Your assignment:
Nothing but the lines from the one that contains "Decode this image" through the end of the listing should appear, set down exactly.

Data section:
※ ※ ※

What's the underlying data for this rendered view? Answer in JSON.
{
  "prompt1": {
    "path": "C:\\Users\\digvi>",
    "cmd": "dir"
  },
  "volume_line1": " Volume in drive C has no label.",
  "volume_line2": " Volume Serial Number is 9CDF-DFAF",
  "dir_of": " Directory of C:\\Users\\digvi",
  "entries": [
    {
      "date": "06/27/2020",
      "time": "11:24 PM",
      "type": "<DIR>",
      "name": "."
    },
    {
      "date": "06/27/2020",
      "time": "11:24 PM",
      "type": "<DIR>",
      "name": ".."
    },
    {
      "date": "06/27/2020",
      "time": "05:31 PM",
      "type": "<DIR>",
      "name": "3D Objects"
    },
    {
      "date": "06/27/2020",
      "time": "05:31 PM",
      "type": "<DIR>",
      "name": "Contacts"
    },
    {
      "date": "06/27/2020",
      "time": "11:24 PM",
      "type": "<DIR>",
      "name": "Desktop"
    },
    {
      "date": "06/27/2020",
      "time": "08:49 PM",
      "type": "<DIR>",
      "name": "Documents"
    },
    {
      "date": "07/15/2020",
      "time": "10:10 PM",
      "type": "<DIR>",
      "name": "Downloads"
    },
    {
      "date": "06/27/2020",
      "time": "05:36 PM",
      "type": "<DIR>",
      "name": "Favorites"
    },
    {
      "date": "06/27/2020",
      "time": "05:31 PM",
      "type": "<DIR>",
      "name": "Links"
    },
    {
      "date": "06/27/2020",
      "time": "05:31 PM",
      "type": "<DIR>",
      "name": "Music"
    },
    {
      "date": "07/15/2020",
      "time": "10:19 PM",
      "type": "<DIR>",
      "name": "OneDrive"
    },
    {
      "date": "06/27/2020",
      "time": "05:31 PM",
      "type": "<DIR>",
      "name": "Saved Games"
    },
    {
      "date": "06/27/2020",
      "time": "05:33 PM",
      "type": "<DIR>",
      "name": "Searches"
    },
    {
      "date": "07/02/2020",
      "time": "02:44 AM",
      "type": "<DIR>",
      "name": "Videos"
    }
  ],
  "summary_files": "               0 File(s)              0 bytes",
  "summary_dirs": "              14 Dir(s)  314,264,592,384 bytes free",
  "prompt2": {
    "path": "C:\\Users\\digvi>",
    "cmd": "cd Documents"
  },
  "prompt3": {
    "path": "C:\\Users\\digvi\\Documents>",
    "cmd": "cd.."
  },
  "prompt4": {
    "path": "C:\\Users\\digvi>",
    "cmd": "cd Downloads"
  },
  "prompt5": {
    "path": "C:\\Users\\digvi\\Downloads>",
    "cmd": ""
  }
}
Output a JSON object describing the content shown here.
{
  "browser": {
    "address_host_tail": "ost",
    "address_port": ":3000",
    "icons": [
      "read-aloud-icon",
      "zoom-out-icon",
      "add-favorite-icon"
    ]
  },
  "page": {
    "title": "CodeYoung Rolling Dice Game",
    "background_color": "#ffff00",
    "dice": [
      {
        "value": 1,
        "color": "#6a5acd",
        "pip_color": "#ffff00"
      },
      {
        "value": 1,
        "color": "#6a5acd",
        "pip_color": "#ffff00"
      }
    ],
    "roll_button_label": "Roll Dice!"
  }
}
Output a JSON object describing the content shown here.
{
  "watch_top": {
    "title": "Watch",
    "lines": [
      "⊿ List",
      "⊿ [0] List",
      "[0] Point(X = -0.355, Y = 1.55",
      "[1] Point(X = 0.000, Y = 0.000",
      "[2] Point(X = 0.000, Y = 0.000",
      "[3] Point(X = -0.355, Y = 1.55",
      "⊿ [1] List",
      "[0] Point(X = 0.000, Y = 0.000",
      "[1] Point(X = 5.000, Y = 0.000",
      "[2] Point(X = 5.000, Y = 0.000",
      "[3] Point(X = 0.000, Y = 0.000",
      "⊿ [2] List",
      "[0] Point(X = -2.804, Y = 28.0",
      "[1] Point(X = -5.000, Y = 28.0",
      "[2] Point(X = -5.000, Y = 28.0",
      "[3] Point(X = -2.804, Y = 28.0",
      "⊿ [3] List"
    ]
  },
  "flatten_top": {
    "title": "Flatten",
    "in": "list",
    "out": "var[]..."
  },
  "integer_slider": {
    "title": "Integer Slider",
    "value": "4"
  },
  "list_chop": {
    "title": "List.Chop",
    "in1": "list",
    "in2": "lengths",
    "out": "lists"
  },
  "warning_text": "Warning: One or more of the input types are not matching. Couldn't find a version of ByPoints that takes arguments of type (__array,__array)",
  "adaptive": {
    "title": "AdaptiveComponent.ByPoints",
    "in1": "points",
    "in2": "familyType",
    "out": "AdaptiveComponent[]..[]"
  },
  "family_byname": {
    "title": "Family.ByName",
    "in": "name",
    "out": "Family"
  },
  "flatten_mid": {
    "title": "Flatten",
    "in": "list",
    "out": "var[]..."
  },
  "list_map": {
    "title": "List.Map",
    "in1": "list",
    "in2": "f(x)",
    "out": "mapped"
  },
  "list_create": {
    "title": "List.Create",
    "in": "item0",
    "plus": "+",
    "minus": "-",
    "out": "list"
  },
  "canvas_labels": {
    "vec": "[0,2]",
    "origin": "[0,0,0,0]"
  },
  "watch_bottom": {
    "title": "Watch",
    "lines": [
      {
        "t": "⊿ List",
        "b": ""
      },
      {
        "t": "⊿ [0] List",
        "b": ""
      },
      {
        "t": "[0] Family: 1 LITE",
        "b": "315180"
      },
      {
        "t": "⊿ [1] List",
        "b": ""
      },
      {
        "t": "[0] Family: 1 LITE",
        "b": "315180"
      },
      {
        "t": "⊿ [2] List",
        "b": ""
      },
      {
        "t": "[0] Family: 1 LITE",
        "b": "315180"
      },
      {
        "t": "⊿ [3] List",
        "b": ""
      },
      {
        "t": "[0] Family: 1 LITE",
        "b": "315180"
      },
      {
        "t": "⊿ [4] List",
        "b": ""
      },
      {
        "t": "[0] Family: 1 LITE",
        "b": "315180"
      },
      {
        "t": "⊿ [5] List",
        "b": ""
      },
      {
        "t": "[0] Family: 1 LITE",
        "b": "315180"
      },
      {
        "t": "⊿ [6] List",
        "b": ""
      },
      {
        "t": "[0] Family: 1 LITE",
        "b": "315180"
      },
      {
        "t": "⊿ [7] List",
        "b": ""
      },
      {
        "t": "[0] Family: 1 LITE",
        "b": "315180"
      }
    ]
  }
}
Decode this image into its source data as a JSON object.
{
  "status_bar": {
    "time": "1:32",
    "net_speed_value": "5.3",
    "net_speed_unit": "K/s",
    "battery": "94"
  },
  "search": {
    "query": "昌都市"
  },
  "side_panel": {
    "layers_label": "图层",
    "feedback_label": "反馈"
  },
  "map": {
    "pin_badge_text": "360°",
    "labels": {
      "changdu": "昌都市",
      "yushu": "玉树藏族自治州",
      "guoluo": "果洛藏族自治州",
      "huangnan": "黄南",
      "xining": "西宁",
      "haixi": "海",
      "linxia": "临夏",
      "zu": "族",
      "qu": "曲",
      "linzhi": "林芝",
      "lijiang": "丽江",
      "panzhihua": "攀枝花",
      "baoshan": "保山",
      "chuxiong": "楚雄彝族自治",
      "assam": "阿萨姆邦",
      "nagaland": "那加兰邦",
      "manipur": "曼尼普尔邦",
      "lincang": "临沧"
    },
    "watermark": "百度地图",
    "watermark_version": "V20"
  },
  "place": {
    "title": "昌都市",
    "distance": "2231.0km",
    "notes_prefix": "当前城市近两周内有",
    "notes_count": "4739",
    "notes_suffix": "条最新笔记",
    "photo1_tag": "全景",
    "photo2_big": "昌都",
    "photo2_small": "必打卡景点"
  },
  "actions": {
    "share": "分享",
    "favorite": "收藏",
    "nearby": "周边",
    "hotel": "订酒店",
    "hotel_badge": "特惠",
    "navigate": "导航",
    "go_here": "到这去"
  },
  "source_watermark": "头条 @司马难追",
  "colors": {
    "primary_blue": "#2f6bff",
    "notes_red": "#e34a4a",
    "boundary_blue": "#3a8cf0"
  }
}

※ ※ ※

Output below:
Decode this image into its source data as a JSON object.
{
  "status_bar": {
    "time": "1:32",
    "net_speed_value": "5.3",
    "net_speed_unit": "K/s",
    "battery": "94"
  },
  "search": {
    "query": "昌都市"
  },
  "side_panel": {
    "layers_label": "图层",
    "feedback_label": "反馈"
  },
  "map": {
    "pin_badge_text": "360°",
    "labels": {
      "changdu": "昌都市",
      "yushu": "玉树藏族自治州",
      "guoluo": "果洛藏族自治州",
      "huangnan": "黄南",
      "xining": "西宁",
      "haixi": "海",
      "linxia": "临夏",
      "zu": "族",
      "qu": "曲",
      "linzhi": "林芝",
      "lijiang": "丽江",
      "panzhihua": "攀枝花",
      "baoshan": "保山",
      "chuxiong": "楚雄彝族自治",
      "assam": "阿萨姆邦",
      "nagaland": "那加兰邦",
      "manipur": "曼尼普尔邦",
      "lincang": "临沧"
    },
    "watermark": "百度地图",
    "watermark_version": "V20"
  },
  "place": {
    "title": "昌都市",
    "distance": "2231.0km",
    "notes_prefix": "当前城市近两周内有",
    "notes_count": "4739",
    "notes_suffix": "条最新笔记",
    "photo1_tag": "全景",
    "photo2_big": "昌都",
    "photo2_small": "必打卡景点"
  },
  "actions": {
    "share": "分享",
    "favorite": "收藏",
    "nearby": "周边",
    "hotel": "订酒店",
    "hotel_badge": "特惠",
    "navigate": "导航",
    "go_here": "到这去"
  },
  "source_watermark": "头条 @司马难追",
  "colors": {
    "primary_blue": "#2f6bff",
    "notes_red": "#e34a4a",
    "boundary_blue": "#3a8cf0"
  }
}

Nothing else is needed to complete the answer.